Salvador Dali  Imaginations and Objects of the Future Suite

Breathing Pneumatic Armchair

Breathing Pneumatic Armchair
Dimensions: 30 x 22″
Medium: Mixed Media
Edition Number: #144/250

“Imagine an anthropomorphic chair that you plug into a wall that breathes at a programmed rate. This means that even from a therapeutic standpoint it is very desirable because we can easily put children to sleep as in a cradle. Instead of rocking them, we put them in a breathing cradle and the movement puts them to sleep. For the greater calm of adults, instead of the rocking chair, which one must activate by one’s self, you sit down and the chair breathes in unison, or on the contrary, in counterpoint to your breathing. This has the psychopathological effect of calming you and establishing an intra-uterine harmony, not only with the room, but with the whole cosmos, since we ourselves are linked to such movements, harmoniously connected with the cosmos itself.” Extremely proud of his claim to promote harmony with the cosmos, Dalí sketches an outline of himself, mustached and crowned, to the right of his armchair invention. The lion’s head underneath the chair (from Dalí’s “Accommodations of Desires,” 1926) may symbolize the passion, fear, and prowess of the human psyche, now subsumed under the calming rhythm of the pneumatic chair.

SKU: M-DALI-10033 Artist: Tag:
Nicole Wolff
Gallery Director

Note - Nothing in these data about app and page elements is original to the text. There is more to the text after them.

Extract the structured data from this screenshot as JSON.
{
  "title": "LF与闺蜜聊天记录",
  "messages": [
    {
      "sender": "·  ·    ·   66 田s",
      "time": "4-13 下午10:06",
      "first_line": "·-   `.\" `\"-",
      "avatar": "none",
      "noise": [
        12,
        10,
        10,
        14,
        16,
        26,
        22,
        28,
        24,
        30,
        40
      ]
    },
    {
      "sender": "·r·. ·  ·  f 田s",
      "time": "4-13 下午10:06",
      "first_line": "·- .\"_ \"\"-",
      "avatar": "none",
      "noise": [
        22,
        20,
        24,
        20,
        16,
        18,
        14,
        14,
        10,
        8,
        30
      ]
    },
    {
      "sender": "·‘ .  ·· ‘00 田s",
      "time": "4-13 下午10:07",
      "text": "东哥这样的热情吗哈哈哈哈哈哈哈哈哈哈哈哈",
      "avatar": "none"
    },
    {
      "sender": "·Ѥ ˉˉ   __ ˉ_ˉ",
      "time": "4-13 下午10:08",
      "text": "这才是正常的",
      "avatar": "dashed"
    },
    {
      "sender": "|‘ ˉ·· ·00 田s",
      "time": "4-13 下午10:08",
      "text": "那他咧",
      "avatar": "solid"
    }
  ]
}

Salvador Dalí was born on May 11, 1904, in Figueres, Spain. From an early age Dalí was encouraged to practice his art, and he would eventually go on to study at an academy in Madrid. In the 1920s, he went to Paris and began interacting with artists such as Picasso, Magritte and Miró, which led to Dalí's first Surrealist phase. He is perhaps best known for his 1931 painting The Persistence of Memory, showing melting clocks in a landscape setting. Dalí died in Figueres in 1989.